Work item:
Look below for lines that hold the string "screenshot" and copy each one.

[Interface dataset entries]
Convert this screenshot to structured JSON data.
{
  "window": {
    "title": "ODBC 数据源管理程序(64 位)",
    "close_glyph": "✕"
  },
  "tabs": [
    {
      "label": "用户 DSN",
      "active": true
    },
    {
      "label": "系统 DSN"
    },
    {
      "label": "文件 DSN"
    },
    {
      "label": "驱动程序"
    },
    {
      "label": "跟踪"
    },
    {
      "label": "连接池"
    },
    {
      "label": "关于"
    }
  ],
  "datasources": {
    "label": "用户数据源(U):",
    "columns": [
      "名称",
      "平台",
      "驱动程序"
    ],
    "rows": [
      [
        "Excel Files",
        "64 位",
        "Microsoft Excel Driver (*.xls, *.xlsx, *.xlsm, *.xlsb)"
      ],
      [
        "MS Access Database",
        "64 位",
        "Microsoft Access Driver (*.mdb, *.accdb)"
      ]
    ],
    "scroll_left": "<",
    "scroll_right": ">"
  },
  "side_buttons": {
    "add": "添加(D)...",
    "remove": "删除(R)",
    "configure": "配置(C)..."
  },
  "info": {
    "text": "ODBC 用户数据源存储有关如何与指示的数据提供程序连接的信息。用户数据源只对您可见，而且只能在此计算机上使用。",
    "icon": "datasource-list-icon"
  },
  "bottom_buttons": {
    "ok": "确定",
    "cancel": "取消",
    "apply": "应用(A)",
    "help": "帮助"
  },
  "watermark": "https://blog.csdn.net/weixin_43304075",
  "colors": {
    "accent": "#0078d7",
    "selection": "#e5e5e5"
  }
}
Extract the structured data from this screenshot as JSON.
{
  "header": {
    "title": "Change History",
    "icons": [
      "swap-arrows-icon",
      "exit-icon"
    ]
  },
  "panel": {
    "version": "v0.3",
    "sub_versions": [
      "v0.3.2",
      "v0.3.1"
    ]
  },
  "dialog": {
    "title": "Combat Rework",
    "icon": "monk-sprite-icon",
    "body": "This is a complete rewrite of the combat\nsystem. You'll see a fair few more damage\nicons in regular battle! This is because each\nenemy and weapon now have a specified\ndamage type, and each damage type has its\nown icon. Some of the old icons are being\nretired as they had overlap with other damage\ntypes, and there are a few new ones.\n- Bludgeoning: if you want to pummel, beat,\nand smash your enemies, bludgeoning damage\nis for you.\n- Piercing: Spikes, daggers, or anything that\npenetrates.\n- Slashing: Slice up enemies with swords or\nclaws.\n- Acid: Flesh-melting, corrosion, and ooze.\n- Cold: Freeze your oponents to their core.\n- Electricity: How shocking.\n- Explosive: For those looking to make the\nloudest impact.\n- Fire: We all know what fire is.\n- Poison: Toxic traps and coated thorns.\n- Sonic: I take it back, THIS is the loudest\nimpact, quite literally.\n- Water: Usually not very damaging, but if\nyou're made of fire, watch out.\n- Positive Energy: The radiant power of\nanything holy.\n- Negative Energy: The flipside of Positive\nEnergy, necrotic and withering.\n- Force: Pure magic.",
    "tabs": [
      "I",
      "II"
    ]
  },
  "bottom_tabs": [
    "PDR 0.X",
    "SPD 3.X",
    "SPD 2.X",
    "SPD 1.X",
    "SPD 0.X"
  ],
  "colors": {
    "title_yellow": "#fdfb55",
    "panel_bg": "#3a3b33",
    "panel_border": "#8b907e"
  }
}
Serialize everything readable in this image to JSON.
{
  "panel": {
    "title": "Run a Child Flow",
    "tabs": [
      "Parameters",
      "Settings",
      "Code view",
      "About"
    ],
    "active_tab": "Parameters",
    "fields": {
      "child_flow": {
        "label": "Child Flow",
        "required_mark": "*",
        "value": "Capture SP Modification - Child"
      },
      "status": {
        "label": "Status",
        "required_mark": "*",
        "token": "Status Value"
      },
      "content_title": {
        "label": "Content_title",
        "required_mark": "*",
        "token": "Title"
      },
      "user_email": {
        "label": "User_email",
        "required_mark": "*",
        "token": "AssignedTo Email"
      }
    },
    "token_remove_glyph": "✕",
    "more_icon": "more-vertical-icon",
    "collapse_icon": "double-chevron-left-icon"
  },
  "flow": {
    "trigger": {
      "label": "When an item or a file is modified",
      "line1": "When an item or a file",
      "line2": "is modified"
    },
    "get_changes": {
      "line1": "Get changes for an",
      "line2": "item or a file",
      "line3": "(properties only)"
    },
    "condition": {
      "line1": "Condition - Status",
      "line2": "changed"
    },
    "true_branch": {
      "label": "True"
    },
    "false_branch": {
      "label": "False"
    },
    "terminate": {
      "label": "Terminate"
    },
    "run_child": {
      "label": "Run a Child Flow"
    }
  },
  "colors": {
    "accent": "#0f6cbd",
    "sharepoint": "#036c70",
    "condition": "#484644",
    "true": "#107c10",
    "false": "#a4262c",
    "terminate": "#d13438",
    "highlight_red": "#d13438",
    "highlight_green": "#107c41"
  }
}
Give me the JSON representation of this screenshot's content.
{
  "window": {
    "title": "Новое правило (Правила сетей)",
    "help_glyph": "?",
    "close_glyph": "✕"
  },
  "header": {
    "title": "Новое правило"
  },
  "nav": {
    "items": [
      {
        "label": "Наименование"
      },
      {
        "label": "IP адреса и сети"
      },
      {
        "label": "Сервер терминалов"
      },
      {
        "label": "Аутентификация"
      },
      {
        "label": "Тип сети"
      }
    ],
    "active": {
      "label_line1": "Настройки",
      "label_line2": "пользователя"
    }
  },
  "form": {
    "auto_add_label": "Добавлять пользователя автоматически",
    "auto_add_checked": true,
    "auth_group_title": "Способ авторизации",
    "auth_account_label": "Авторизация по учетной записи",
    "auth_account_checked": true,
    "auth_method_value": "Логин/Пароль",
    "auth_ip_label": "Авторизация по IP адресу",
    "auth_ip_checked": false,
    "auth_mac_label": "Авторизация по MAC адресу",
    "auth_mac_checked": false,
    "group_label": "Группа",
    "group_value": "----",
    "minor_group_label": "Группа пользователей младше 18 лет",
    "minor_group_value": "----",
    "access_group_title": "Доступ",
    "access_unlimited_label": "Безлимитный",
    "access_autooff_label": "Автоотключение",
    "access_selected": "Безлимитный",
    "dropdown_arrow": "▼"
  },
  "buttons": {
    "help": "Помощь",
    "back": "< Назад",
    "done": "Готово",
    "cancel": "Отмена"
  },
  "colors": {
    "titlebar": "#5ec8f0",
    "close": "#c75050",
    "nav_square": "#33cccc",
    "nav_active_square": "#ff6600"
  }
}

Task answer:
Convert this screenshot to structured JSON data.
Extract the structured data from this screenshot as JSON.
Give me the JSON representation of this screenshot's content.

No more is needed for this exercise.